[9] Chlorine degassing is effectively modelled by assuming that chlorine partitions from the rhyolitic melt to the H2O-rich vapour during decompression of the andesite [Edmonds et al., 2001]. A pre-eruptive Cl content of >5400 ppm is required to produce the highest HCl/SO2 ratios measured in the gas phase using mass balance (assuming a phenocryst content of 50% by volume and that most of the Cl is degassed in the form of HCl), which is consistent with the higher end of the range of Cl contained in melt inclusions [Humphreys et al., 2010]. Chlorine may also be contributed to the rhyolite melt by mingling with a mafic magma end-member, which also contains significant amounts of chlorine [Humphreys et al., 2010].

[10] These degassing studies have important implications for the interpretation of other petrological and geophysical data at this volcano and for assessment of hazard and risk. The intrusion of mafic magma is important for driving the eruption, both in terms of supplying heat and for supplying volatiles to the overlying andesite. There is petrological evidence that of mafic magma is physically incorporated to some extent into the andesite at a variety of scales, through macroscopic mingling, whereby mafic enclaves are formed at the interface by quenching, crystallisation and vesiculation, forcing the crystals apart and in doing so forming discrete, rounded enclaves (Barclay et al., manuscript in preparation, 2009); and through enclave disaggregation, involving mingling of melt and transfer of crystals [Humphreys et al., 2009, 2010]. The mafic magma exsolves volatiles and generates a deep vapour, which migrates to shallow levels independently of melt and also contributes volatiles to the andesite via the magma mingling process, which enriches the bulk volatile concentration of the andesite.
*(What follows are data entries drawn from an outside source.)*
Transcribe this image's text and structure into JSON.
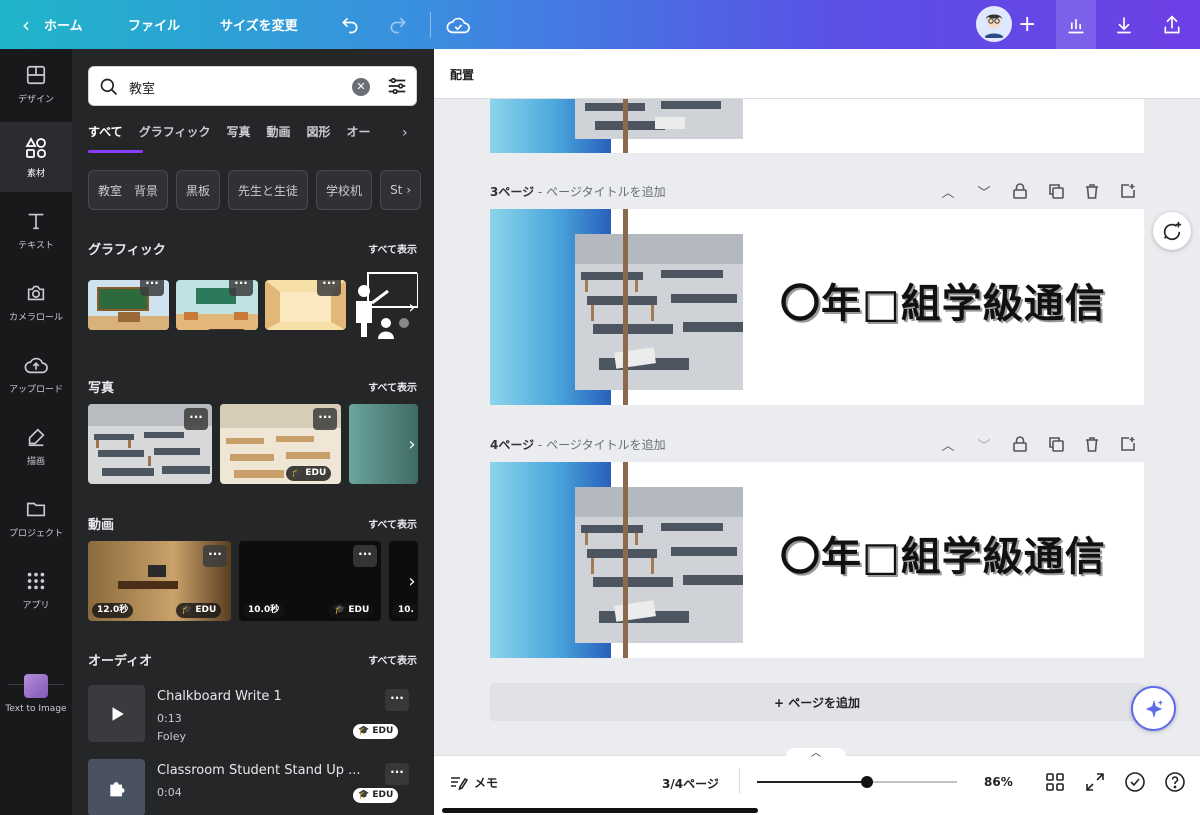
{
  "topbar": {
    "home": "ホーム",
    "file": "ファイル",
    "resize": "サイズを変更",
    "plus": "+"
  },
  "rail": {
    "items": [
      {
        "label": "デザイン",
        "icon": "layout-icon"
      },
      {
        "label": "素材",
        "icon": "elements-icon"
      },
      {
        "label": "テキスト",
        "icon": "text-icon"
      },
      {
        "label": "カメラロール",
        "icon": "camera-icon"
      },
      {
        "label": "アップロード",
        "icon": "upload-icon"
      },
      {
        "label": "描画",
        "icon": "draw-icon"
      },
      {
        "label": "プロジェクト",
        "icon": "folder-icon"
      },
      {
        "label": "アプリ",
        "icon": "apps-icon"
      },
      {
        "label": "Text to Image",
        "icon": "text-to-image-icon"
      }
    ]
  },
  "panel": {
    "search_value": "教室",
    "tabs": [
      "すべて",
      "グラフィック",
      "写真",
      "動画",
      "図形",
      "オー"
    ],
    "chips": [
      "教室　背景",
      "黒板",
      "先生と生徒",
      "学校机",
      "St"
    ],
    "sections": {
      "graphics": {
        "title": "グラフィック",
        "more": "すべて表示"
      },
      "photos": {
        "title": "写真",
        "more": "すべて表示"
      },
      "videos": {
        "title": "動画",
        "more": "すべて表示"
      },
      "audio": {
        "title": "オーディオ",
        "more": "すべて表示"
      }
    },
    "badge_edu": "EDU",
    "dots": "···",
    "videos": [
      {
        "duration": "12.0秒"
      },
      {
        "duration": "10.0秒"
      },
      {
        "duration": "10."
      }
    ],
    "audio_items": [
      {
        "title": "Chalkboard Write 1",
        "duration": "0:13",
        "genre": "Foley"
      },
      {
        "title": "Classroom Student Stand Up ...",
        "duration": "0:04",
        "genre": ""
      }
    ]
  },
  "main": {
    "header": "配置",
    "pages": [
      {
        "label": "3ページ",
        "subtitle": "ページタイトルを追加",
        "title": "〇年□組学級通信"
      },
      {
        "label": "4ページ",
        "subtitle": "ページタイトルを追加",
        "title": "〇年□組学級通信"
      }
    ],
    "add_page": "+ ページを追加",
    "memo": "メモ",
    "page_counter": "3/4ページ",
    "zoom": "86%",
    "zoom_fraction": 0.55
  },
  "colors": {
    "accent": "#8b3dff",
    "panel_bg": "#252627",
    "rail_bg": "#18191b"
  }
}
The volcanic gas flux and composition at the surface record, to some extent, the shifting balance of these processes through time. The transfer of volatiles affects magma buoyancy and also advects heat to shallow levels in the system, which is important for sustaining the eruption. The SO2 emissions can be used as a first-order indicator of the efficiency and rate of mafic injection at depth and can be expected to decline rapidly (within a few weeks) should this magma supply at depth cease. CO2 emissions, if a high temporal resolution measurement system be established at this volcano, are also expected to show a deep magma supply signature, with fluxes remaining high even during eruptive pauses until the deep supply begins to wane. The HCl/SO2 ratio in the gas plume remains an effective method for establishing the timing of the onset of andesite eruption and a potential proxy for eruption rate.

Acknowledgments

  1. Top of page
  2. Abstract
  3. 1. Introduction
  4. 2. Methodology and Results
  5. 3. Discussion
  6. Acknowledgments
  7. References

[11] This work was supported by the Government of Montserrat, the Seismic Research Unit and the Institut de Physique de Globe de Paris; the NERC National Centre for Earth Observation (Theme 6: Dynamic Earth) grant NE/F001487/1; and a Cambridge University travel grant. MCSH was supported by Junior Research Fellowship from Trinity College, University of Cambridge. Mike Burton (NGV, Italy) kindly provided the retrievals code for the analysis of FTIR data.

References

  1. Top of page
  2. Abstract
  3. 1. Introduction
  4. 2. Methodology and Results
  5. 3. Discussion
  6. Acknowledgments
  7. References